Aside from a few standouts, the world of R-rated comedy has been dominated by white men. Bridesmaids proved that women could be funny and sell tickets (was there ever any doubt?), and now, over a decade later, Adele Lim’s Joy Ride is seeking to do the same for Asian women. Lim is best known for her work as a writer, from dozens of TV jobs to Crazy Rich Asians, but she’s taking her talents to the director’s chair. No matter which role she’s occupying, she’s one to watch.
Mastering the TV writers’ room
Lim’s career in the entertainment industry began at the turn of the century, when she served as a script coordinator for an episode of Xena: Warrior Princess. According to an interview with The Hollywood Reporter, she found the job thanks to an ad in a magazine she was flipping through at a Barnes & Noble (she couldn’t afford to buy the trades, so she skimmed them instead). From there, Lim deftly navigated the broadcast seas, jumping from NBC to the CW (with the hit show One Tree Hill) to ABC (spending some time in Shondaland with Private Practice).

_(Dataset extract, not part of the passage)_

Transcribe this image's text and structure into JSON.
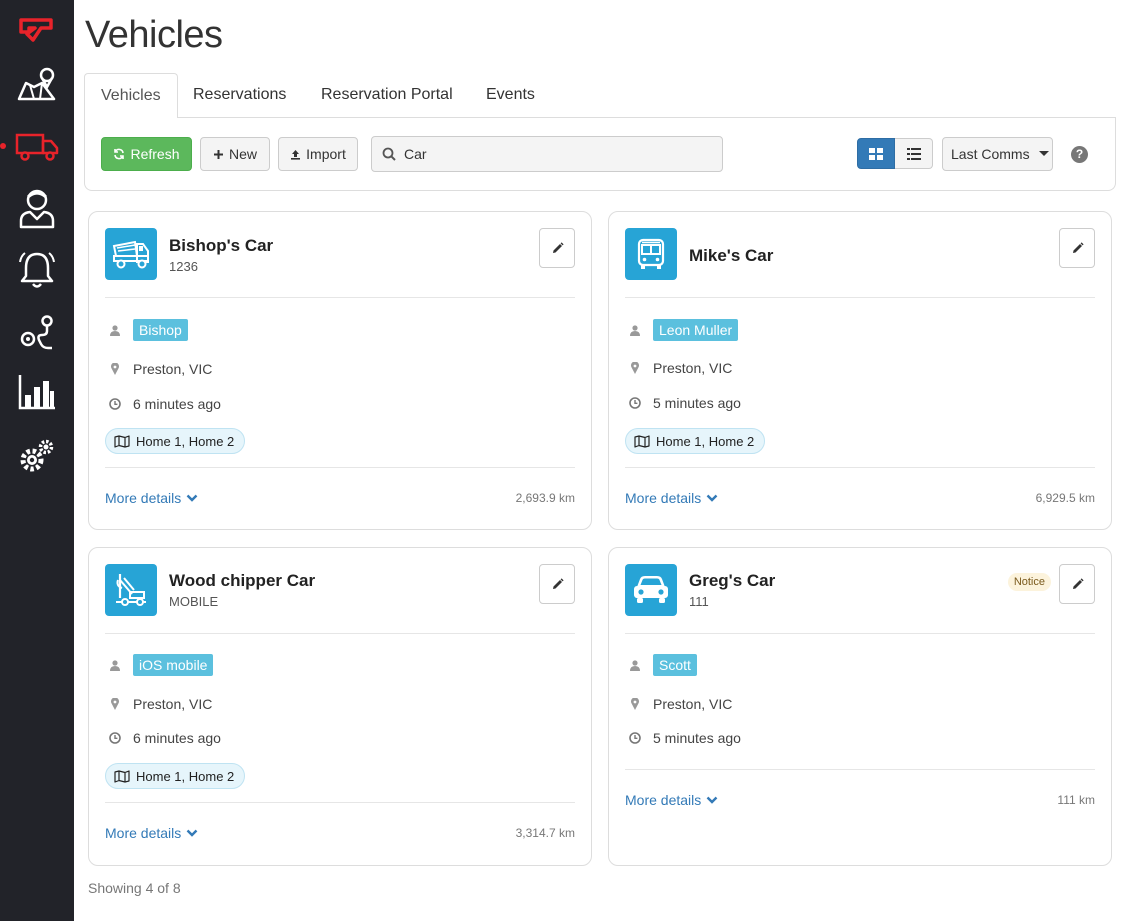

Crazy Rich Asians and mainstream success
Though a consistent contributor in writers’ rooms across Hollywood, Adele Lim had never written for film until Crazy Rich Asians. The project had been bopping around in pre-production for several years by the time that director John M. Chu asked her to join the writing team. At that point, a draft by Peter Chiarelli (writer of The Proposal) was complete, but it lacked a degree of cultural authenticity and a certain deft touch when it came to women’s relationships with one another; Chu figured Lim was the perfect candidate to help. She ended up contributing a whole new third act, complete with that memorable mahjong faceoff between Constance Wu and Michelle Yeoh.
Suffice it to say, Crazy Rich Asians was a massive hit—and ripe for sequels. But Lim wouldn’t be part of them. According to a 2019 report, figures for the next movie were coming in, and they reflected a notable pay gap between her and co-writer Chiarelli. While Warner Bros. offered Chiarelli anywhere from $800,000 to $1 million, Lim’s offer hovered around $110,000. The studio claimed it was about their differences in experience, but the disparity (and its racial and gender undertones) was too great for Lim. Responding to the report, she said, “Being evaluated that way can’t help but make you feel that is how they view my contributions,” going on to say that they viewed her work on the film as “soy sauce”—a way to finish off the screenplay with some cultural flavor, rather than a substantial part of the story. She left the project early in the development process, going on to pen the screenplay for Disney’s Oscar-nominated animated feature, Raya and the Last Dragon.
A delightfully dirty directorial debut
Joy Ride, which premiered earlier this year at South by Southwest and comes to theaters this week, has been hailed as Lim’s “filthy breakthrough” and a “raunchy and propulsive feature directorial debut.” The film stars Ashley Park as a lawyer hoping to rise in the ranks of her firm, so she ventures to China in the hopes of securing a deal with a Chinese businessman. But that’s not all—her childhood best friend (Sherry Cola) and old roommate (Stephanie Hsu) tag along to help translate, convincing her to search for her birth mother on the trip. Though it sounds like a wholesome journey, Joy Ride is more Bridesmaids and Girls Trip than it is The Sisterhood of the Traveling Pants.
Adele Lim built a career around of her screenwriting talents, making this movie an interesting departure. She only has a story credit for the film, while the script comes from veteran TV writers Cherry Chevapravatdumrong and Teresa Hsiao. She’s taken a seat in the director’s chair for the first time, to a very successful result. Joy Ride tackles its comedy “with disarming energy and verve,” as well as “a level of savvy about Asian culture that we still rarely see in Hollywood movies.” Lim wants the movie to serve not only as an example of a “strong female gaze,” but of a novel “strong Asian female gaze.” Though this film is her first foray into directing (and into R-rated content), she’s been true to that vision. Moviegoers can expect her to stick with it, and they should be excited to see what comes next.